Water, Water

We tend to take our supply of clean water for granted, and only realise how important it is to us in times of drought.  However, it is less than 100 years since water was first piped into houses in Southam: the first water pumping station and pipes being put into place in 1924.  Prior to that everyone relied on the surrounding rivers and streams, or wells dug in the towns and villages, or water collected in large containers.

In the 18th century, when large houses were being built or extended, underground storage tanks were installed for collecting water for the household to use. Some Southam town houses, such as Vivian House on Market Hill, had pumps in their cellars for raising water from existing wells.  The location of wells is marked on old Ordnance Survey maps and they are still there, although usually filled in with rubble.

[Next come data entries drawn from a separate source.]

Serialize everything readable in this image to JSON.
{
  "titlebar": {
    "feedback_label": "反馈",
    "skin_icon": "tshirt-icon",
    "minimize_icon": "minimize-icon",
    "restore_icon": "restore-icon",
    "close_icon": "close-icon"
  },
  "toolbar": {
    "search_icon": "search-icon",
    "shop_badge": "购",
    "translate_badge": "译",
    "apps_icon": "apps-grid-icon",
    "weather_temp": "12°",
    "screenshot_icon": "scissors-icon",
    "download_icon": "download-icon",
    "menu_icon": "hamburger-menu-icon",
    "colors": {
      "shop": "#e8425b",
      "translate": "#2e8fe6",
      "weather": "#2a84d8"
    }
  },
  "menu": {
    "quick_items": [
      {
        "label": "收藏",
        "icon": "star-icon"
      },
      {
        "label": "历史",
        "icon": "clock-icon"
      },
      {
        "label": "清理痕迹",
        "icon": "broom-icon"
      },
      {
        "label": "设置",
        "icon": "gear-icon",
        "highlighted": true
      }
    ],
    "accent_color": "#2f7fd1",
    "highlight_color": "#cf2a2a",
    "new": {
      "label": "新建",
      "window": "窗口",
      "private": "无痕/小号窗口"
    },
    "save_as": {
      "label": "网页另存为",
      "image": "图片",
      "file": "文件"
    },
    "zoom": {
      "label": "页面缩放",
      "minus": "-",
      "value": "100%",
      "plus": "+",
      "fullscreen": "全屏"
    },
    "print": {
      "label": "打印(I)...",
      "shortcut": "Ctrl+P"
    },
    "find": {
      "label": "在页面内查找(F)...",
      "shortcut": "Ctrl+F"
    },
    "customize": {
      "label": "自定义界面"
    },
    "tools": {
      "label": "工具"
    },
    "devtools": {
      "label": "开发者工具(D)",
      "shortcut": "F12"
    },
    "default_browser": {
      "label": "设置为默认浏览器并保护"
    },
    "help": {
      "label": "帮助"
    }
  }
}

At Southam, a water scheme had been in progress since the 1870s and by 1914 was almost ready to be put into place.  In the 1890s, it was arranged for a Mr Willcox to test the proposed water supply from the Town Well called Tomwell at the top of Coventry Street, to see if it would yield enough water, what its quality was, and what effect it had on other wells nearby.  In 1899 Mr Willcox reported that initially they could raise 3,000 gallons a day but doing so dried up nearby wells at the Workhouse cottages and The Grange.  From the Holy Well they could pump 1,500 gallons a day, but together those wells provided less than 3 gallons of the Government-required 10 gallons per head per day for the town.  So the next stage was to find more water, perhaps from the Stockton quarries.

By 1914 they had found sufficient water by putting a borehole in near to the Holy Well, although after initially pumping 200,000 gallons a day, it reduced steadily to about half.  With a reservoir in a partially underground holding tank, it was possible to provide sufficient water to supply standpipes for Southam and Long Itchington which together required about 40,000 gallons a day. However, WW1 disrupted, then stopped those initial preparations.

In 1924 Messers Taylor and Wallin from Newcastle-upon-Tyne reported that everything was in place except for suction pipes from the Holy Well borehole to the pumping station.  Connections had been made to larger properties, standpipes were installed and tested as water tight, and they were waiting for electrical equipment to be delivered.  With further changes over the following years the supply held up well, although according to newspaper reports, there were occasions when it did get very low and restrictions had to be imposed. 

In the 1950s Southam joined Leamington Spa’s system, with water extraction from wells and the River Leam.  In 1963 Southam became part of the South Warwickshire Water Board with water extracted from the River Leam and stored at the new Draycote Reservoir.  In 1973 supply management was taken over by the Seven Trent Water Authority which became Seven Trent Water Company after privatisation, (now Severn Trent plc). 

When the Hillyard/Glebe Road estate was built, the town’s water supply system had changed completely and the old pumping station near to the Holy Well (see photograph) was cut off and eventually closed.   


If you are interested in finding out more about local history, contact Southam Heritage Collection.  Please see our website for where to find us and our current opening times. Contact: 01926 613503 email southamheritage@hotmail.com  visit our website www.southamheritage.org and find us on Facebook: Southam Heritage Collection.